We represent clients charged with N.J.S.A. 2C:17-1; New Jersey aggravated arson complaints and indictments filed in Middlesex County, Monmouth County, Mercer County, Somerset County, Essex County, Union County, and Hudson County.

New Jersey aggravated arson law prohibits starting fires - there need to be no burning - or causing explosions.

Arson is a crime of the second degree or third degree depending on whether it is aggravated - second degree - or not.

It can be elevated to a crime of the first degree if there was payment made for starting a fire or causing an explosion or the target of the offense was a church or synagogue or other place of public worship.

To procure a conviction of aggravated arson, the state must prove two key elements.

First, defendant started a fire or caused an explosion.

Second, at least one of the following three things happened:

Defendant purposely or knowingly placed another person in danger of death or bodily injury - it makes no difference the type of property being burned.

A reckless act does not qualify as aggravated arson and must be prosecuted as a lesser offense.

Or the state must prove defendant did the act with purpose to destroy building or structure of another.

Here, destroying one's own property is a complete defense.

Or the act was done for purpose of collecting insurance.

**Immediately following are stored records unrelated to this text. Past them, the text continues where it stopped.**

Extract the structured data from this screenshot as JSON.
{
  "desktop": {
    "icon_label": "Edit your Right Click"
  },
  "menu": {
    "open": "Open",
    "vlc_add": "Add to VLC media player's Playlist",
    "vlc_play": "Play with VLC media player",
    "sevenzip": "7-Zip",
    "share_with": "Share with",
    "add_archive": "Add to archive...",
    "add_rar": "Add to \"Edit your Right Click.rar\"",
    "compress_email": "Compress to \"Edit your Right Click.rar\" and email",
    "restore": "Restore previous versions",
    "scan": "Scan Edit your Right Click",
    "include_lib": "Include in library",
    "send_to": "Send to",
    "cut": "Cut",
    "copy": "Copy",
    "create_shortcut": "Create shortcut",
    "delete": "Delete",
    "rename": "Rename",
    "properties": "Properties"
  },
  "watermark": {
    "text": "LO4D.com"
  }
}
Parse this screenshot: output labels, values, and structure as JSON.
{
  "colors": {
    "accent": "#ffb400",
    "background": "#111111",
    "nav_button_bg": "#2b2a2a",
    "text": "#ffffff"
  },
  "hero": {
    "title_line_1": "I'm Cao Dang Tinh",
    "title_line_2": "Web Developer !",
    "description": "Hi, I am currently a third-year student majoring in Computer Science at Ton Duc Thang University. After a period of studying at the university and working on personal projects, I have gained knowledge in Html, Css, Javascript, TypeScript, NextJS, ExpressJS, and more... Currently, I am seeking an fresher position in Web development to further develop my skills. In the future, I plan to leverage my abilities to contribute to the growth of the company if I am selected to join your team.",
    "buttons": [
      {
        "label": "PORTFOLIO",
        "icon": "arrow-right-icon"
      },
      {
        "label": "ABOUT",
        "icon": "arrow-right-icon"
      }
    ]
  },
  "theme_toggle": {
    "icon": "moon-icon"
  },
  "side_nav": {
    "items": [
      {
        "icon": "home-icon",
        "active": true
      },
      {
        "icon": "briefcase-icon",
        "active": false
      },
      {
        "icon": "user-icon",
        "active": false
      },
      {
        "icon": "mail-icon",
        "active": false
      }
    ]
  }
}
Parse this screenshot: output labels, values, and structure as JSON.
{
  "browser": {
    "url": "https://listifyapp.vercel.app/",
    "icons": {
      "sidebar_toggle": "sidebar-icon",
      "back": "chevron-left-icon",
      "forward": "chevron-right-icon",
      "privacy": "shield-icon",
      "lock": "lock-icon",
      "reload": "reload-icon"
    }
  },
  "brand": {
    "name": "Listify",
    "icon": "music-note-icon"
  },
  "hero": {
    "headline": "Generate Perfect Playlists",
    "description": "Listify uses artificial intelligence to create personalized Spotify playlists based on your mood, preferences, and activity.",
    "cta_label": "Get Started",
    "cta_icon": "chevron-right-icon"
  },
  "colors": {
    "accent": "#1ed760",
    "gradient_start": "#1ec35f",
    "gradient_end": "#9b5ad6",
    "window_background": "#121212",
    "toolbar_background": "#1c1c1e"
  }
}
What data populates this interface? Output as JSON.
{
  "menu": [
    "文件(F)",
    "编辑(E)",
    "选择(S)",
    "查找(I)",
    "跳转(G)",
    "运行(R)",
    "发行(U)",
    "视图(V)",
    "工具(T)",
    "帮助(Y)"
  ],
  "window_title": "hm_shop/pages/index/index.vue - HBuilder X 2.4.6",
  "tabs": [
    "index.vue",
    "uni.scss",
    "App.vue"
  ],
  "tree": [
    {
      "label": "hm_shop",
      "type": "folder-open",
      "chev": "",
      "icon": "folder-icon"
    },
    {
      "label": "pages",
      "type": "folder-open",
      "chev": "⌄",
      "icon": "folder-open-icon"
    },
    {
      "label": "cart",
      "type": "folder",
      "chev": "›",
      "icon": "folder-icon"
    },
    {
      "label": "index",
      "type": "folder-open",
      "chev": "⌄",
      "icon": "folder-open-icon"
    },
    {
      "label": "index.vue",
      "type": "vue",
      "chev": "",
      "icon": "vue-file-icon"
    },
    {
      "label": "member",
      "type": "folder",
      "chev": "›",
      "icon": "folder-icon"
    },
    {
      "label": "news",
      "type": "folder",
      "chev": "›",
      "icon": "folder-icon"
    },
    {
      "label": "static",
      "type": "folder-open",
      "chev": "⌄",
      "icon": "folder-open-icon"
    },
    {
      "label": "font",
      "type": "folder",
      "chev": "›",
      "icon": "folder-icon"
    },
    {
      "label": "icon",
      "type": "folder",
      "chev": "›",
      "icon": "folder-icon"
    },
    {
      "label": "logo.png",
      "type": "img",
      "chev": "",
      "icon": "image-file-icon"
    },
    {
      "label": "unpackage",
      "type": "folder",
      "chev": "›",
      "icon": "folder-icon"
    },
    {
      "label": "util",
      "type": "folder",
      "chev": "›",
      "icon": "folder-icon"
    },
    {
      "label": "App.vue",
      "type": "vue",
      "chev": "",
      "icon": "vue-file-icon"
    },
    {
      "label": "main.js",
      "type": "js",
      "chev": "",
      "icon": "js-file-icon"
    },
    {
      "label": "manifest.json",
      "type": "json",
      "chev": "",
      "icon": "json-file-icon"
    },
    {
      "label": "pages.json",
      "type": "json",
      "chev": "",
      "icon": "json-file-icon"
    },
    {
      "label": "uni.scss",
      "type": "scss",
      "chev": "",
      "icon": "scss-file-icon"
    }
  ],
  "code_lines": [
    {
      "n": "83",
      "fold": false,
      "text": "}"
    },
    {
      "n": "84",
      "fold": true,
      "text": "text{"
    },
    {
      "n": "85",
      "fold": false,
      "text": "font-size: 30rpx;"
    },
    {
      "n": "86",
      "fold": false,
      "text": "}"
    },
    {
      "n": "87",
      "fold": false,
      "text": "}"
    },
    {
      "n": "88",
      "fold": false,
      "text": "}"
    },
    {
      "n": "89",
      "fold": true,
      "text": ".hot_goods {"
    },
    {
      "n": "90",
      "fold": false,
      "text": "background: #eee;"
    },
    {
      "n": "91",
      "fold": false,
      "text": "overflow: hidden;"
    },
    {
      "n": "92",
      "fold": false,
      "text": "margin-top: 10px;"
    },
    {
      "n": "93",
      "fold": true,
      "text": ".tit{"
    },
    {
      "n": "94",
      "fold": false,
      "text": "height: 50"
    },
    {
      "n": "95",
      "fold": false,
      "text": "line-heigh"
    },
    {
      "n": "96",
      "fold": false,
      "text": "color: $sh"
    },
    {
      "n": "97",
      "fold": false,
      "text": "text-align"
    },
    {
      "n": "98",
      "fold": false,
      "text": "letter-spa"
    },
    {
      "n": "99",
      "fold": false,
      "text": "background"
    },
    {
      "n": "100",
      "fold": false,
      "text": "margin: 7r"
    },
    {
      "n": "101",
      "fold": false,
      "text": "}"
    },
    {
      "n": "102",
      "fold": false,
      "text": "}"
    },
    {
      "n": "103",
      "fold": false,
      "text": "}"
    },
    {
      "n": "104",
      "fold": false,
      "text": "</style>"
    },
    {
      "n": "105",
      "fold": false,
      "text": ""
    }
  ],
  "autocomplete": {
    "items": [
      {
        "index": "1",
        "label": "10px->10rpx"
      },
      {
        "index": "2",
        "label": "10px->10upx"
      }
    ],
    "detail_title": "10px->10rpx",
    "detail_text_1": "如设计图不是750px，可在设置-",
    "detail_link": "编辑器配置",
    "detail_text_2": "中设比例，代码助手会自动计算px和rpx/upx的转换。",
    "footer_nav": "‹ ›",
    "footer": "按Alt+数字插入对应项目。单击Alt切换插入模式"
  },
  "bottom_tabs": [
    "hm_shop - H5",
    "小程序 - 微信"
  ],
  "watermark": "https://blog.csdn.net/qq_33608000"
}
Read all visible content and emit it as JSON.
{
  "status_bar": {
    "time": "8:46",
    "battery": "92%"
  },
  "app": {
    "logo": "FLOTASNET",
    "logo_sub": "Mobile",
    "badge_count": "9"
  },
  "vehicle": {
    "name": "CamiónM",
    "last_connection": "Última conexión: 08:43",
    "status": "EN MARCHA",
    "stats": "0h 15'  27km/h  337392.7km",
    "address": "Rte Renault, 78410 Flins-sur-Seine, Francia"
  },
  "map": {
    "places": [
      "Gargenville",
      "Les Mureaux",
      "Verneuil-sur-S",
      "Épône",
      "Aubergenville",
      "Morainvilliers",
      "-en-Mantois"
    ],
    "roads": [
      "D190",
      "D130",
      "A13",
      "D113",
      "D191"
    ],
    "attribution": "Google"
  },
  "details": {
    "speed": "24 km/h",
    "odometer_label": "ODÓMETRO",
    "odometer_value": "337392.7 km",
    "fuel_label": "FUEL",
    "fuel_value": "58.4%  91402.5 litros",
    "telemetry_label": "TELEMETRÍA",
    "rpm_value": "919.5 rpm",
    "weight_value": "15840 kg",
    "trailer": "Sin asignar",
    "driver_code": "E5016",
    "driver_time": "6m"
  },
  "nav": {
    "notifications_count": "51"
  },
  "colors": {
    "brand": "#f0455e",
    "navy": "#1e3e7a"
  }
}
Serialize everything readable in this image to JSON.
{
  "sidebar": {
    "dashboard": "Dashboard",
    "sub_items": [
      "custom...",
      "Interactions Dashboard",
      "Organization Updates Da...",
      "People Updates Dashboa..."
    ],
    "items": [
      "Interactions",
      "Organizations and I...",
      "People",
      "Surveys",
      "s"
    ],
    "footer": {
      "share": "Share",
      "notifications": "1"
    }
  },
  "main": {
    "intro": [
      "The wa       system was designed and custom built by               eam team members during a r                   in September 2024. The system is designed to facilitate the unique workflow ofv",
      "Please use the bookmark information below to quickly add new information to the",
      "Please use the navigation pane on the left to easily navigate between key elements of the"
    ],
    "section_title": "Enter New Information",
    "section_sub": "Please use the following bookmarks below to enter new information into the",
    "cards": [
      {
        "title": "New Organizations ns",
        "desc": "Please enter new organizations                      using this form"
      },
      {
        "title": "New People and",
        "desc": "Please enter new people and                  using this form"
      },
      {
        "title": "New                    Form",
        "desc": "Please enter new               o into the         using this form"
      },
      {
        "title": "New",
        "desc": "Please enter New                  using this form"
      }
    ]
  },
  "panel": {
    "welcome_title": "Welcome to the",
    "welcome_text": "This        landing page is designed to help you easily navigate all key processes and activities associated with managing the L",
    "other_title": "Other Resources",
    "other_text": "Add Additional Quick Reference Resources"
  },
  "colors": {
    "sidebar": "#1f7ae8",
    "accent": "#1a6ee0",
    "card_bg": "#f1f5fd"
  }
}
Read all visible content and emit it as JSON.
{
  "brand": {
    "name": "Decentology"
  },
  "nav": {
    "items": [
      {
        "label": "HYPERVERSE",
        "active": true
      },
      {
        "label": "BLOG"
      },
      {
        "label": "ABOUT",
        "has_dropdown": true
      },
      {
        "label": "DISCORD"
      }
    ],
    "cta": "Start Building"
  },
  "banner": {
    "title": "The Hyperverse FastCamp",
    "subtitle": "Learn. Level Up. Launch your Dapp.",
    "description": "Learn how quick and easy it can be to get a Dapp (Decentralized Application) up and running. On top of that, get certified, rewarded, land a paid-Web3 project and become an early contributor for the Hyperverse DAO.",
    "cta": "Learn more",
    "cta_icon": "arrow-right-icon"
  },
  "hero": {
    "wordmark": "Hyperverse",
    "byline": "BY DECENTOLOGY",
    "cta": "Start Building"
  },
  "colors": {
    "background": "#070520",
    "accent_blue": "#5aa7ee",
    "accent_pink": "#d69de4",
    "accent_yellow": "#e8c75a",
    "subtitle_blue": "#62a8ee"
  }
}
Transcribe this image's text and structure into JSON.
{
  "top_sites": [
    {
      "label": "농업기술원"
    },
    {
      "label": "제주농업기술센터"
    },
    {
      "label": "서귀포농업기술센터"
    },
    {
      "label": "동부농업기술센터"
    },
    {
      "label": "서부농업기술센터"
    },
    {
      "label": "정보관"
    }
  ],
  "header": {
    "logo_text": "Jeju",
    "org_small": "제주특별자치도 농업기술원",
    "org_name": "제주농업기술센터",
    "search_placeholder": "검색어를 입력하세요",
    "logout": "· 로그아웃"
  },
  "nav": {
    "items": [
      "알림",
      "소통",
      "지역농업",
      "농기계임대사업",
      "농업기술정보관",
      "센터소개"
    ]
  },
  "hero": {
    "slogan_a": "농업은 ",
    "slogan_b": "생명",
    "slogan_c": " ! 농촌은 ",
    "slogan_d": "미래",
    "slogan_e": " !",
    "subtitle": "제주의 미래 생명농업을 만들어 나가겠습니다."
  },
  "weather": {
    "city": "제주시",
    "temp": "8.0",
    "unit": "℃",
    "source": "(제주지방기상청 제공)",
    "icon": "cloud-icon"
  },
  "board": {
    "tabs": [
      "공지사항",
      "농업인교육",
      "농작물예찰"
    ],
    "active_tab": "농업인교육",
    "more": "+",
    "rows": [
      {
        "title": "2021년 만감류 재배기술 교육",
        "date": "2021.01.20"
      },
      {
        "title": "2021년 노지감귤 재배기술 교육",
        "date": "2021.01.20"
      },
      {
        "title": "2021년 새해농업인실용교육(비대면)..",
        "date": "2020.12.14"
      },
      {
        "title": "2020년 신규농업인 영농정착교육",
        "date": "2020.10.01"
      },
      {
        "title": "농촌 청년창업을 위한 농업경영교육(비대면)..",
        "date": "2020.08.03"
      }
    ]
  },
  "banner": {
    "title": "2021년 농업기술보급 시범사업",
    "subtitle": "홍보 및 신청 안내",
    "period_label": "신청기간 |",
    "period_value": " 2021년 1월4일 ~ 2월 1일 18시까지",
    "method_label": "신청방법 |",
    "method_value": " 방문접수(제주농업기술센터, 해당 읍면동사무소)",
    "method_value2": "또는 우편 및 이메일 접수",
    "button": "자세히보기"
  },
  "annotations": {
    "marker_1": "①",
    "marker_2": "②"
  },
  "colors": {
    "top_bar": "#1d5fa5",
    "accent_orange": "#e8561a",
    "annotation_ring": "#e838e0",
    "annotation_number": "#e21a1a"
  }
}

Here, the state would also have to prove that the defendant acted "recklessly" under circumstances which placed another person in danger of death or bodily injury.

The state must first prove that defendant started a fire or caused an explosion - it makes no difference if the property involved is defendant's property because a person could be prosecuted even if he burns or causes his own property to explode if he purposely or knowingly places another in danger.

Also, it is aggravated arson if defendant acted with purpose to destroy or damage a structure in order to exempt it from state, county or local zoning, planning or building law, regulation, ordinance or enactment.

Finally, under New Jersey aggravated arson law, aggravated arson includes purposely damaging or destroying a forest.

Intoxication is a defense to an offense which requires purposeful conduct.

Hence, if the defendant was intoxicated then the state may obtain a conviction under the law that requires less culpability.

Mandatory imprisonment is imposed for a conviction of aggravated arson of a health care facility or physician's office.

If an emergency services personnel is injured as a result of the aggravated arson then the defendant may also be convicted of aggravated assault.

If you have any questions for a New Jersey criminal defense attorney about a New Jersey aggravated arson charge, please do not hesitate to contact us.